Customised drivers for most nVidia and ATI graphics cards are available to enable most common game engines (including the heavily customisable Half Life 2) to produced a 3D image with the Polarised solution provided by Zalman, or the LCD shuttered glasses. Browser plugins such as Cult 3D (now unsupported) or Viewpoint Media Player are not supported with this technique. There are problems with the reliability of this technique between the plethora of different combinations of motherboard, graphics card, monitor, operating system and graphics drivers. For this to work a ‘PC enthusiast’ level of computer knowledge is required. Most office-based PC’s are not equipped with suitable graphics cards and depend on integrated graphics by Intel which does not support this technology.

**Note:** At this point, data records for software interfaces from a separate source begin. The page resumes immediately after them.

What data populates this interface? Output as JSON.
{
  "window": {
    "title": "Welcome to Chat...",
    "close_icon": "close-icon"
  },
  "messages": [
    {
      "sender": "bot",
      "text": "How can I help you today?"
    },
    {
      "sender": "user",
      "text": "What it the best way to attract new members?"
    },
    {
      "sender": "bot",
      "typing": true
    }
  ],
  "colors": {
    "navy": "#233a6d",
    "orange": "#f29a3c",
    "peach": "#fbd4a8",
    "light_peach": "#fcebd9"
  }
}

The same customised drivers provided by nVidia described in 3.2 can also be commanded to provide an Anaglyph view. The same issues regarding compatibility and reliability remain. Drivers from Iz3d (http://iz3d.com) also enable this effect on any Direct 3D display but do cause problems with dual-monitor configurations while enabled. The effect is less convincing and reliable than the others, and again, does not work with browser plugins.
Anaglyph differs, however, in that media can be pre-prepared as stills or animations. These forgo any level of interactivity, however.
4.1 Current technology
The Zalman 3D displays combined with polarized glasses offer the most reliable and trouble-free technique for viewing interactive 3D material. However, material can only be provided using commercial graphics engines and not in-browser plugins such as Viewpoint Media Player.
Anaglyph Glasses can offer a cheap and simple way to gain an element of 3D, but only in non interactive animations or still images can be displayed.
For interactive 3D material, however, a specific platform, and a custom programmed display application need to be developed
4.2 Future technology
It is hard, if not impossible to imagine where this technology may lead. Hollywood has recently begun to revisit the 3D movie industry after a lull during the ’90s. If and how that will feed in to commercially available productions for home viewing remains to be seen, however currently, there is little to suggest that interactivity in 3D will become commercially attractive platform for mass consumption in the next 5 years.